Unfortunately the body shell hadn’t even been started at this point which was annoying. My regret is that, if I’d have know how long it eventually took I’d probably have taken on the rebuild of the engine myself, farming out the machining tasks.

Below are a few more photos of the reconditioned engine, more for interest than anything specific to mention …..

Aug 312012

The two tried and tested methods for the engine removal are either lifting it out from above or lowering it onto a trolley and then lifting the body sufficiently until the engine is clear of the sub frames. Although I’ve heard of people, doing full restorations, who have lowered the engine onto a trolley and then removed the surrounding engine sub frames.

The difficulty with the removal from above is that the engine and gearbox come out together as a single unit and this requires it to be tilted at the same time as it is being lifted clear. I didn’t have a controllable method of tilting and wasn’t too keen on having such a weighty item dangling at such a height.

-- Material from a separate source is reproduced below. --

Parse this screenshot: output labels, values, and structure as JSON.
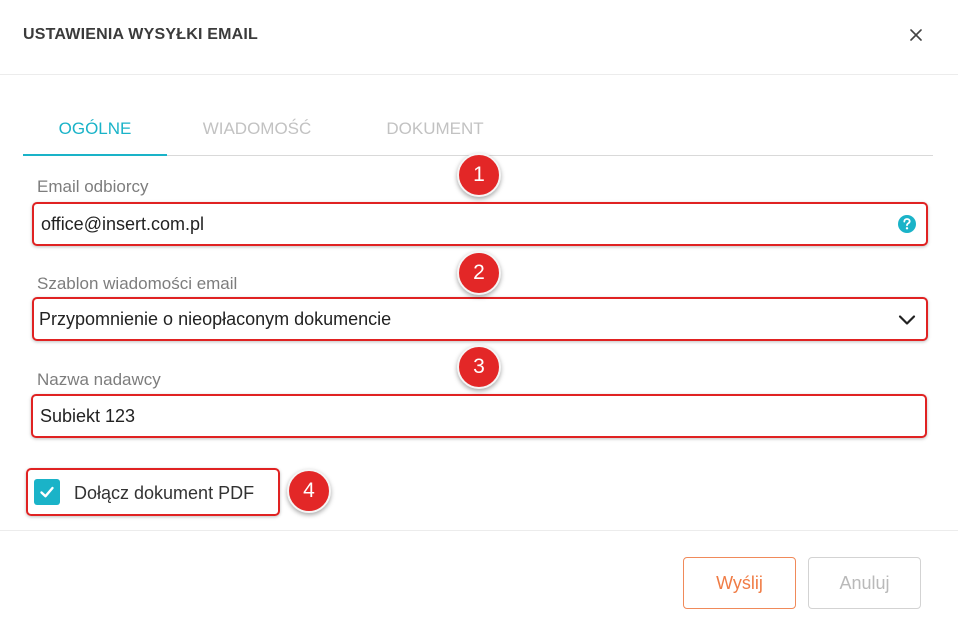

All the ancillaries had been removed and the lifting frame ready to drop the engine. The off-side front suspension still refused to come off!I was also doubtful that my home-made lifting frame, scaffolding cut to make a cross beam supported by A-frames, could raise the engine/gearbox unit to a sufficient height to clear the sub frames. So my only real option was to drop the engine.

The bottom out approach is documented in the Haynes manual and required the removal of all the engine ancillaries, the exhaust and inlet manifolds, alternator, oil filter etc. Once these had been removed I was then ready to lower the engine. Gulp! So far, so good.

At this point I must have taken leave of my senses when making some key decisions and the removal process descended into more of a farce!

I had some 1″ square Dexion speedframe lying around which included a set of castor wheels so I set about making a makeshift trolley. I’d lower the engine and gearbox on to the trolley, lift the car and then pull clear.

The first issues were the length of the 3-pronged corner connectors and that a length of 1″ square would be required between the connector and the castors. This resulted in a considerably higher platform that I’d originally envisaged.

The knock on effect was that, not only would I have to raise the front of the car even further, I would have to raise the rear of the car to reduce the body angle when the front was raised. This would allow the engine & gearbox to be dropped without hitting the sub frames. At this stage I should have reconsidered my approach to how I was dropping the engine.

The car was already supported on axle stands so once the ancillaries had been removed, the hoist could be used to lower the engine onto the waiting trolley. The castors were already showing signs of giving way, as can be seen in the photo above! I really should have reconsidered whether it was wise to continue. However, again, I ploughed on. Dooh!

The ridiculous height of the makeshift trolley caused no end of trouble! Not only that but it shows the first signs of the castors giving way under the weightThe front and rear were then raised alternately, supported by axle stands on building blocks. The rear was just about within the range of my trolley jacks but the front needed to be lifted via the lifting frame.

Once the front sub-frame was clear of the engine, the lifting frame was used to take the full weight of the front of the bodyshell. The supporting blocks were then removed to provide an exit route for my wobbly trolley. The trolley castors didn’t approve of being moved and their jaunty angle worsened severely as the trolley was delicately pulled clear!

At this stage I would have been in all sorts of problems had the trolley collapsed “mid-extraction” as the only lifting gear I had was in used supporting the bodyshell!

I did have to realign the trolley legs several times, taking the weight by an extended crowbar. It was very close but fortunately the trolley lasted just long enough to pull the engine clear. It was then mounted on a proper engine stand.

On a positive note, the lesson learnt for the rebuild is to use a more substantial trolley which is as low to the ground as possible and to have a backout plan in case something does go wrong. Even with the self-induced problems, I still think dropping the engine is the way to go!